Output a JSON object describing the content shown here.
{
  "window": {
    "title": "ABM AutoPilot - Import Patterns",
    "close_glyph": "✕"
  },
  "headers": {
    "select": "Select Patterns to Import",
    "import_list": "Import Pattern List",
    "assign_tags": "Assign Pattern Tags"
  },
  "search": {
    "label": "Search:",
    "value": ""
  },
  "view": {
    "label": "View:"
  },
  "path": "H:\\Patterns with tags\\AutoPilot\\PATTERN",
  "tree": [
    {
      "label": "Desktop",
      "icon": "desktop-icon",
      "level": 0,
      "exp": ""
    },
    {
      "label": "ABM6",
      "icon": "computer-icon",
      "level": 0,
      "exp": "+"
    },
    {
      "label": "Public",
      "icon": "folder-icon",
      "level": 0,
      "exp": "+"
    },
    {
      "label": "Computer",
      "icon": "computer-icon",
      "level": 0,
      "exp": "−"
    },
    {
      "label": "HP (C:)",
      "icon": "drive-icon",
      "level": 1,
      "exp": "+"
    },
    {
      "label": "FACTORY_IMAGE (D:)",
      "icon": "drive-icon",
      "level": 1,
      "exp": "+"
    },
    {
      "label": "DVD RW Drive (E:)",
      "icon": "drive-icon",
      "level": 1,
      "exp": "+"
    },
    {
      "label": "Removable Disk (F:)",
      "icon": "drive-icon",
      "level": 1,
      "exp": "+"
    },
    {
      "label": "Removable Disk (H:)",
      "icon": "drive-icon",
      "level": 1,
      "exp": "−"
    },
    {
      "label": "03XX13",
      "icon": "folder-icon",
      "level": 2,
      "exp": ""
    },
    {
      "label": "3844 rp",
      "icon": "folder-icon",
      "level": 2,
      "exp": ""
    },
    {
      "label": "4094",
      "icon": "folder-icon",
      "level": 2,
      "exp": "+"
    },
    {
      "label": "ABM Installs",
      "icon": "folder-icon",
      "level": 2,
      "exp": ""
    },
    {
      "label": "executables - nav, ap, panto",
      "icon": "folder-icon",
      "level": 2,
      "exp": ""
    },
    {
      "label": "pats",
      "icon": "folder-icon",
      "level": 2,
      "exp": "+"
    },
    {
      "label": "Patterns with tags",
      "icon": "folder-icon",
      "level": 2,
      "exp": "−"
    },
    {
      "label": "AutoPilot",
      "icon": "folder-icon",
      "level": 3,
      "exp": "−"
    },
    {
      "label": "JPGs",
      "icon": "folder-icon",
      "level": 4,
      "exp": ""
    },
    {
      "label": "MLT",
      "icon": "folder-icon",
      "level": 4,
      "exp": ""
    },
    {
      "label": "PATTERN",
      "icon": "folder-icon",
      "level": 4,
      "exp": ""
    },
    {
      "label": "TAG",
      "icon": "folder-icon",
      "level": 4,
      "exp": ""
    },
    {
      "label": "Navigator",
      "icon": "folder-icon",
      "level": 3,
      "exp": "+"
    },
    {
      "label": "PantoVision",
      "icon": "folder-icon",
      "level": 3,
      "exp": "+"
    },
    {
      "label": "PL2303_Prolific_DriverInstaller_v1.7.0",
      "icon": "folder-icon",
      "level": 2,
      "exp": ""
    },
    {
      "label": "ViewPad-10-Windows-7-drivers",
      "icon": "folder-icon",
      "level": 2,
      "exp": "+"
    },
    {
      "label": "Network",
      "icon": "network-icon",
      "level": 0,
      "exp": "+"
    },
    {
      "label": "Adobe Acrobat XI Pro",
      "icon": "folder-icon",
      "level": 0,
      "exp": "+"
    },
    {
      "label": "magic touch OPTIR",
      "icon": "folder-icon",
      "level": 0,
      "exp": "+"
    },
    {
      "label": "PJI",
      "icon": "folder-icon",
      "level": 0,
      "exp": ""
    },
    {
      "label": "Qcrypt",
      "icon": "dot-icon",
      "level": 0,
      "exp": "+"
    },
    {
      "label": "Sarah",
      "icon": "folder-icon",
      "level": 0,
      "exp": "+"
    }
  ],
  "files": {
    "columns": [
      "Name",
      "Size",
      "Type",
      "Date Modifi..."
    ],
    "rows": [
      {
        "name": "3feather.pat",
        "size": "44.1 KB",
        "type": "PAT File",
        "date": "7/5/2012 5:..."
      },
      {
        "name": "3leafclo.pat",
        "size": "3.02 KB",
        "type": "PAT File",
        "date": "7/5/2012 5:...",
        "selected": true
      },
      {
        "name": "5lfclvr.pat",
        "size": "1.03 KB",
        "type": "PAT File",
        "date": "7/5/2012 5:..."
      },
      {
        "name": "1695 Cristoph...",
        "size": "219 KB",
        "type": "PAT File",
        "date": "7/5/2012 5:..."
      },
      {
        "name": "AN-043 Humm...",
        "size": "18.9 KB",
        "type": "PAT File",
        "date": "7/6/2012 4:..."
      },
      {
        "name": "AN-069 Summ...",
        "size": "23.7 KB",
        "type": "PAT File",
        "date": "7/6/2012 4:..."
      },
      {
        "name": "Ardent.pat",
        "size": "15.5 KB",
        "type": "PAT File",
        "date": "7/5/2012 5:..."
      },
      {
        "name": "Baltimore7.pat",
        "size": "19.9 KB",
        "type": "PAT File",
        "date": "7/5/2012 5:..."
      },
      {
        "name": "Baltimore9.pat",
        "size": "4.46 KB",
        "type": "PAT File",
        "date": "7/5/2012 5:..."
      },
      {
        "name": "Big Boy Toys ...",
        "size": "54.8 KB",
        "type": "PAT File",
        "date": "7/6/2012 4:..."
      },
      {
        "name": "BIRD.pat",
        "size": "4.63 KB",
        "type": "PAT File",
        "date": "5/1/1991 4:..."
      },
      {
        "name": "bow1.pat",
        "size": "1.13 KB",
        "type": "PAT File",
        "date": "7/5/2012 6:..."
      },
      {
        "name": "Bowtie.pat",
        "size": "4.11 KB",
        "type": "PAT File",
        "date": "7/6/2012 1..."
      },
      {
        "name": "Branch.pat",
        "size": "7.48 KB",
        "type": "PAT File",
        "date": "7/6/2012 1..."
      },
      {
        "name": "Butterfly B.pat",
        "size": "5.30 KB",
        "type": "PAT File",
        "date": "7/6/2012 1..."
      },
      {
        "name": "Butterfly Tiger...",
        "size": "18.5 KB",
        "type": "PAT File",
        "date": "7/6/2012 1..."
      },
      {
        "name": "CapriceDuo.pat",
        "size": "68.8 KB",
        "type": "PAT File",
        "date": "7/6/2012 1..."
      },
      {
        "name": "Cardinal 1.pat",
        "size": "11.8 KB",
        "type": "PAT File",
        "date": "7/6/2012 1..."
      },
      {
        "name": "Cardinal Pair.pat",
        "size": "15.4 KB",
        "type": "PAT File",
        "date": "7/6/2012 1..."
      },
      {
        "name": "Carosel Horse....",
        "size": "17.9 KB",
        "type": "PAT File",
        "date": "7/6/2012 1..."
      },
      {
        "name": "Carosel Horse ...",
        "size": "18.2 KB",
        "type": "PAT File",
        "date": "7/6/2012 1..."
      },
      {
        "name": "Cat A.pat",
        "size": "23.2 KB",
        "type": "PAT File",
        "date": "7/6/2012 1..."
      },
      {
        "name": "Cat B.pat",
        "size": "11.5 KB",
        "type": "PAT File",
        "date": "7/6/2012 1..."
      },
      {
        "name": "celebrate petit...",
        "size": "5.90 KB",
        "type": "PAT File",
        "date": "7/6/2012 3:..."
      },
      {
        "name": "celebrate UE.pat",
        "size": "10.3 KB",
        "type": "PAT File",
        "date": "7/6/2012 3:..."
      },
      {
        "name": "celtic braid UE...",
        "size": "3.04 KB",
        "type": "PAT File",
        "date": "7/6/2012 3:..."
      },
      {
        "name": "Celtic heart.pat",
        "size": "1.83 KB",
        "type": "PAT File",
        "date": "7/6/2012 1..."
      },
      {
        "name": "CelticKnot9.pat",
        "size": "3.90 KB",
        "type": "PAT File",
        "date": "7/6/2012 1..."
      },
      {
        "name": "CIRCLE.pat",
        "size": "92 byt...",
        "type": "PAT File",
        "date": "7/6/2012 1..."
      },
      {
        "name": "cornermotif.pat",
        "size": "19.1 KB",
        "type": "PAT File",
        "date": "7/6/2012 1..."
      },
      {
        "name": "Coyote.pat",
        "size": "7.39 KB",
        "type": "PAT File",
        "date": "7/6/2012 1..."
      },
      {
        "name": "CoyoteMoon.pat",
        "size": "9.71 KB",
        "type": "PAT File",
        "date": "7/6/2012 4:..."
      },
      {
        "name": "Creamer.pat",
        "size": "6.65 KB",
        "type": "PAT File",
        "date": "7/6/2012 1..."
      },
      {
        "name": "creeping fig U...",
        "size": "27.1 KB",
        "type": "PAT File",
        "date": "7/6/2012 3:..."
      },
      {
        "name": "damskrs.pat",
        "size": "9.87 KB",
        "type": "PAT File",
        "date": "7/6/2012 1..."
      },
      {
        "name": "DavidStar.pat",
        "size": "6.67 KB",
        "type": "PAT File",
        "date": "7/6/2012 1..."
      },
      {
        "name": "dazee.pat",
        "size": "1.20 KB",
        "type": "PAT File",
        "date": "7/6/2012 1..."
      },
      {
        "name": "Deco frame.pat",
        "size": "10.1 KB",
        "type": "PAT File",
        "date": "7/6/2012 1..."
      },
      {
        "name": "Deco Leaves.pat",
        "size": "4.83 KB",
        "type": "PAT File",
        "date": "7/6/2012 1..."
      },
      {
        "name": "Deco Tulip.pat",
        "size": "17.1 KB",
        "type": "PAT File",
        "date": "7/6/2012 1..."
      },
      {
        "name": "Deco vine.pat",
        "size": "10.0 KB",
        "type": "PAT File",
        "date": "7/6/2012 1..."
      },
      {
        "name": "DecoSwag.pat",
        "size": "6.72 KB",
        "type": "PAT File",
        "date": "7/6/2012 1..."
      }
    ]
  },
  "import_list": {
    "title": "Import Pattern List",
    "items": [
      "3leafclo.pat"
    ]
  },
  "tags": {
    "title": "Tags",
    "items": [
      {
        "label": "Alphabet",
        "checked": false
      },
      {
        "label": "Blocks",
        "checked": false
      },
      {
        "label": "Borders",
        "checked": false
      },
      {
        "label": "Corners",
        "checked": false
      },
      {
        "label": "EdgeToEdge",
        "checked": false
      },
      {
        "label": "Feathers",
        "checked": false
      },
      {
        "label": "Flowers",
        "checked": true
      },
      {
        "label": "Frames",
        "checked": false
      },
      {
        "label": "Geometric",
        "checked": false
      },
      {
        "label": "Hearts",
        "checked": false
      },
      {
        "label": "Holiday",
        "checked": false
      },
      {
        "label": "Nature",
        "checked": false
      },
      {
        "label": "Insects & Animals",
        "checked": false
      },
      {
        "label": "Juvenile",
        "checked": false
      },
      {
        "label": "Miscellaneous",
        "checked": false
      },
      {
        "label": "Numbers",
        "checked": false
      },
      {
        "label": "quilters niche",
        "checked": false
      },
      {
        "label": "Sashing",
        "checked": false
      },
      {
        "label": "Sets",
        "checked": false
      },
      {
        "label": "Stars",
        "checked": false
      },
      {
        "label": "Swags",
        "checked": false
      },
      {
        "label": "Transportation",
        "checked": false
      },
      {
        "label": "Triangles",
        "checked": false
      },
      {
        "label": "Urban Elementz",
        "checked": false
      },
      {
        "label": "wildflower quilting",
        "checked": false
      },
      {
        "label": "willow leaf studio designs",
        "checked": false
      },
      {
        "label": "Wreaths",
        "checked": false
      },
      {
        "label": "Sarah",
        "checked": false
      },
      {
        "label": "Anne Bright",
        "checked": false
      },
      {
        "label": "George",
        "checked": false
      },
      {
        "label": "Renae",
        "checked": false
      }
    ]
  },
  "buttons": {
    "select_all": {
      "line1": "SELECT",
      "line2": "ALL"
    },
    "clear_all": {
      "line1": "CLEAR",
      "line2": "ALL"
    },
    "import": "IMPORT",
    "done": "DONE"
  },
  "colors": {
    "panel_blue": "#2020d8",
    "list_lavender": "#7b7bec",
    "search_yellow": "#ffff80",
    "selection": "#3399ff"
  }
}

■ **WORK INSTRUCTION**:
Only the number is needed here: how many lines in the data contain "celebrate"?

■ **ANSWER SECTION**:
2